Decades ago I learned martial arts so I didn't have to fight. That attitude has served me well for over 40 years. I can be the most polite, friendly man most folks will meet, because I have options a defenseless person doesn't.

Not long ago I was walking home with a few groceries in a bag, when a guy coming the other way down the sidewalk grabs for my bag and attempts to assault me.

I was planning what to do, in case, and ended up, after dropping the groceries, with my jacket slung back and my hand on the butt of my holstered .45.

Didn't have to draw, dude in question couldn't be more helpful. He was picking up groceries, putting them back in the bag, left the bag on the sidewalk, then made like an Olympic sprinter.

He left a more educated man; I didn't have to fill out police paperwork, though I reported the incident to my local constabulary. I even "made a cop's day."

Anonymous said...

I posted on my blog.

Old NFO said...

Because I enjoy it- It is a constant challenge, whether shooting targets or hunting. I carry because the police cannot protect us, and I choose to protect myself and my family... for the same reason I have insurance and a fire extinguisher.

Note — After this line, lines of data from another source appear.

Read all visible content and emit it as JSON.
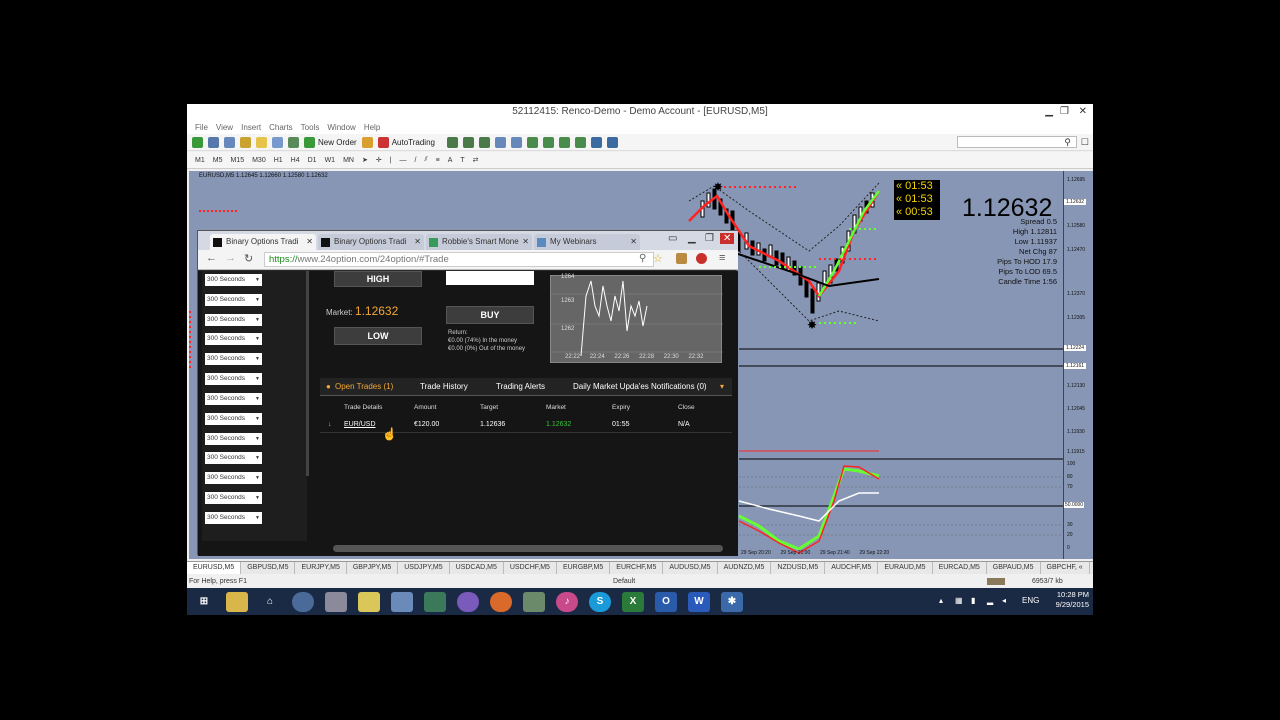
{
  "mt4": {
    "window_title": "52112415: Renco-Demo - Demo Account - [EURUSD,M5]",
    "menu": [
      "File",
      "View",
      "Insert",
      "Charts",
      "Tools",
      "Window",
      "Help"
    ],
    "toolbar": {
      "new_order": "New Order",
      "autotrading": "AutoTrading"
    },
    "timeframes": [
      "M1",
      "M5",
      "M15",
      "M30",
      "H1",
      "H4",
      "D1",
      "W1",
      "MN"
    ],
    "chart_header": "EURUSD,M5  1.12645 1.12660 1.12580 1.12632",
    "big_price": "1.12632",
    "timers": [
      "« 01:53",
      "« 01:53",
      "« 00:53"
    ],
    "stats": [
      {
        "label": "Spread",
        "value": "0.5"
      },
      {
        "label": "High",
        "value": "1.12811"
      },
      {
        "label": "Low",
        "value": "1.11937"
      },
      {
        "label": "Net Chg",
        "value": "87"
      },
      {
        "label": "Pips To HOD",
        "value": "17.9"
      },
      {
        "label": "Pips To LOD",
        "value": "69.5"
      },
      {
        "label": "Candle Time",
        "value": "1:56"
      }
    ],
    "price_ticks": [
      "1.12695",
      "1.12632",
      "1.12580",
      "1.12470",
      "1.12370",
      "1.12305",
      "1.12224",
      "1.12161",
      "1.12130",
      "1.12045",
      "1.11930",
      "1.11915"
    ],
    "osc_ticks": [
      "100",
      "80",
      "70",
      "50.0000",
      "30",
      "20",
      "0"
    ],
    "time_ticks": [
      "29 Sep 20:20",
      "29 Sep 21:00",
      "29 Sep 21:40",
      "29 Sep 22:20"
    ],
    "symbol_tabs": [
      "EURUSD,M5",
      "GBPUSD,M5",
      "EURJPY,M5",
      "GBPJPY,M5",
      "USDJPY,M5",
      "USDCAD,M5",
      "USDCHF,M5",
      "EURGBP,M5",
      "EURCHF,M5",
      "AUDUSD,M5",
      "AUDNZD,M5",
      "NZDUSD,M5",
      "AUDCHF,M5",
      "EURAUD,M5",
      "EURCAD,M5",
      "GBPAUD,M5",
      "GBPCHF, «"
    ],
    "status_help": "For Help, press F1",
    "status_profile": "Default",
    "status_kb": "6953/7 kb"
  },
  "browser": {
    "tabs": [
      "Binary Options Tradi",
      "Binary Options Tradi",
      "Robbie's Smart Mone",
      "My Webinars"
    ],
    "url_scheme": "https://",
    "url_rest": "www.24option.com/24option/#Trade",
    "expiry_option": "300 Seconds",
    "high_label": "HIGH",
    "low_label": "LOW",
    "buy_label": "BUY",
    "market_label": "Market:",
    "market_value": "1.12632",
    "return_label": "Return:",
    "return_in": "€0.00 (74%) In the money",
    "return_out": "€0.00 (0%) Out of the money",
    "mini_chart_ticks": [
      "1264",
      "1263",
      "1262"
    ],
    "mini_time_ticks": [
      "22:22",
      "22:24",
      "22:26",
      "22:28",
      "22:30",
      "22:32"
    ],
    "trade_tabs": [
      "Open Trades (1)",
      "Trade History",
      "Trading Alerts",
      "Daily Market Upda'es Notifications (0)"
    ],
    "table_headers": [
      "Trade Details",
      "Amount",
      "Target",
      "Market",
      "Expiry",
      "Close"
    ],
    "table_row": [
      "EUR/USD",
      "€120.00",
      "1.12636",
      "1.12632",
      "01:55",
      "N/A"
    ]
  },
  "taskbar": {
    "lang": "ENG",
    "time": "10:28 PM",
    "date": "9/29/2015"
  },
  "colors": {
    "accent": "#f3a736",
    "chart_bg": "#8796b5",
    "up": "#66ff33",
    "down": "#ff2222"
  }
}
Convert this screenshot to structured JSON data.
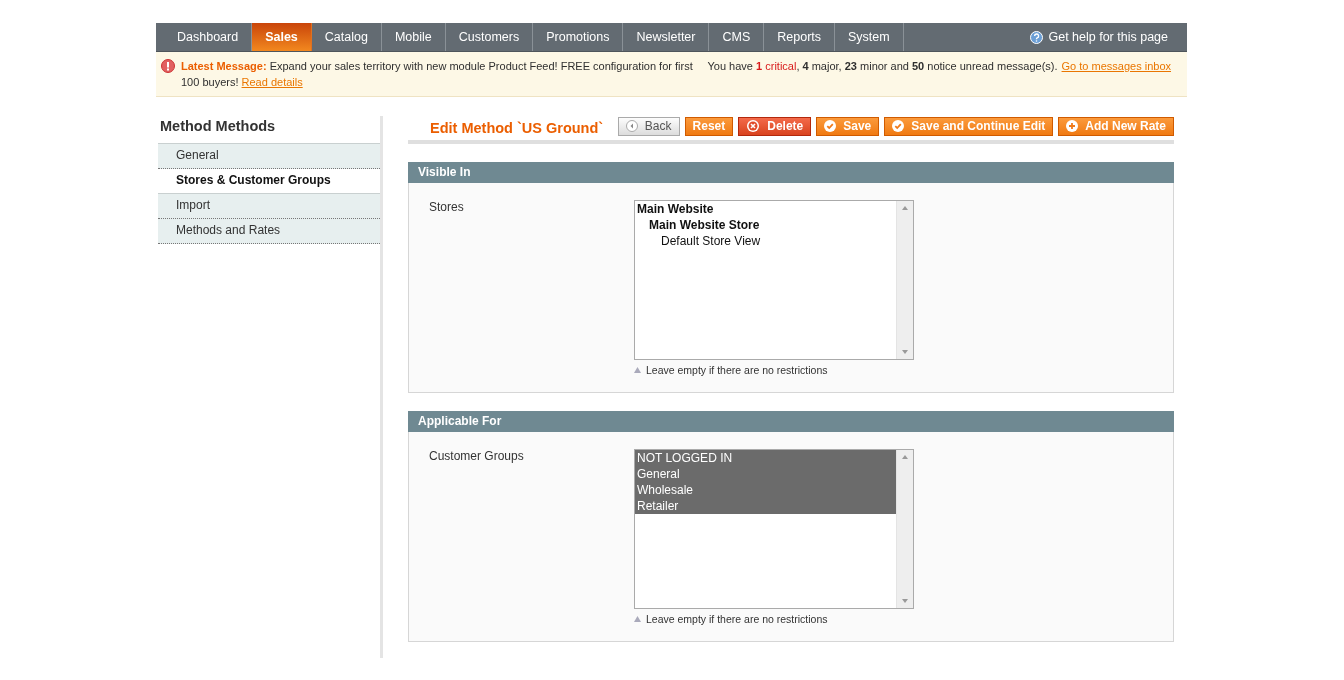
{
  "nav": {
    "items": [
      {
        "label": "Dashboard",
        "selected": false
      },
      {
        "label": "Sales",
        "selected": true
      },
      {
        "label": "Catalog",
        "selected": false
      },
      {
        "label": "Mobile",
        "selected": false
      },
      {
        "label": "Customers",
        "selected": false
      },
      {
        "label": "Promotions",
        "selected": false
      },
      {
        "label": "Newsletter",
        "selected": false
      },
      {
        "label": "CMS",
        "selected": false
      },
      {
        "label": "Reports",
        "selected": false
      },
      {
        "label": "System",
        "selected": false
      }
    ],
    "help": "Get help for this page"
  },
  "message": {
    "label": "Latest Message:",
    "text": "Expand your sales territory with new module Product Feed! FREE configuration for first 100 buyers!",
    "link": "Read details",
    "notice": [
      {
        "kind": "text",
        "text": "You have "
      },
      {
        "kind": "critical-count",
        "text": "1"
      },
      {
        "kind": "critical",
        "text": " critical"
      },
      {
        "kind": "text",
        "text": ", "
      },
      {
        "kind": "count",
        "text": "4"
      },
      {
        "kind": "text",
        "text": " major, "
      },
      {
        "kind": "count",
        "text": "23"
      },
      {
        "kind": "text",
        "text": " minor and "
      },
      {
        "kind": "count",
        "text": "50"
      },
      {
        "kind": "text",
        "text": " notice unread message(s)."
      }
    ],
    "inbox_link": "Go to messages inbox"
  },
  "sidebar": {
    "title": "Method Methods",
    "items": [
      {
        "label": "General",
        "selected": false
      },
      {
        "label": "Stores & Customer Groups",
        "selected": true
      },
      {
        "label": "Import",
        "selected": false
      },
      {
        "label": "Methods and Rates",
        "selected": false
      }
    ]
  },
  "page": {
    "title": "Edit Method `US Ground`",
    "buttons": [
      {
        "label": "Back",
        "kind": "back"
      },
      {
        "label": "Reset",
        "kind": "reset"
      },
      {
        "label": "Delete",
        "kind": "delete"
      },
      {
        "label": "Save",
        "kind": "save"
      },
      {
        "label": "Save and Continue Edit",
        "kind": "save"
      },
      {
        "label": "Add New Rate",
        "kind": "add"
      }
    ]
  },
  "fieldsets": [
    {
      "title": "Visible In",
      "label": "Stores",
      "hint": "Leave empty if there are no restrictions",
      "options": [
        {
          "label": "Main Website",
          "selected": false,
          "children": [
            {
              "label": "Main Website Store",
              "selected": false,
              "children": [
                {
                  "label": "Default Store View",
                  "selected": false
                }
              ]
            }
          ]
        }
      ]
    },
    {
      "title": "Applicable For",
      "label": "Customer Groups",
      "hint": "Leave empty if there are no restrictions",
      "options": [
        {
          "label": "NOT LOGGED IN",
          "selected": true
        },
        {
          "label": "General",
          "selected": true
        },
        {
          "label": "Wholesale",
          "selected": true
        },
        {
          "label": "Retailer",
          "selected": true
        }
      ]
    }
  ]
}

Hope I never need them, but I have them just in case.

Jay G said...


Thanks for the inspiration.

Yeah, I thought my response would be too long for a comment...


Anonymous said...

I shoot because:
It's a fun and relaxing pastime.
I like fine mechanical devices.
But most of all I love history and my collection allows a direct connection to our past. Several weapons are of the type my father, uncles, father-in-law and grandfather used in 'Nam/Korea/WW2/WW1.
I pray I wont have to use my favorite in my own war; Civil War, The Sequal

Kurt '45superman' Hofmann said...

Because I might not be able to get close enough to stab.

Anonymous said...

My login account and the name of my (hot of the presses) blog, say it all. I am a free man and when I go about unarmed, I have a distinct sense of not being free.

I shoot simply to keep my (rather limited) skills in tune.

Anonymous said...

More here

Roberta X said...

Welcome, Markofafreeman! Nice blog posting.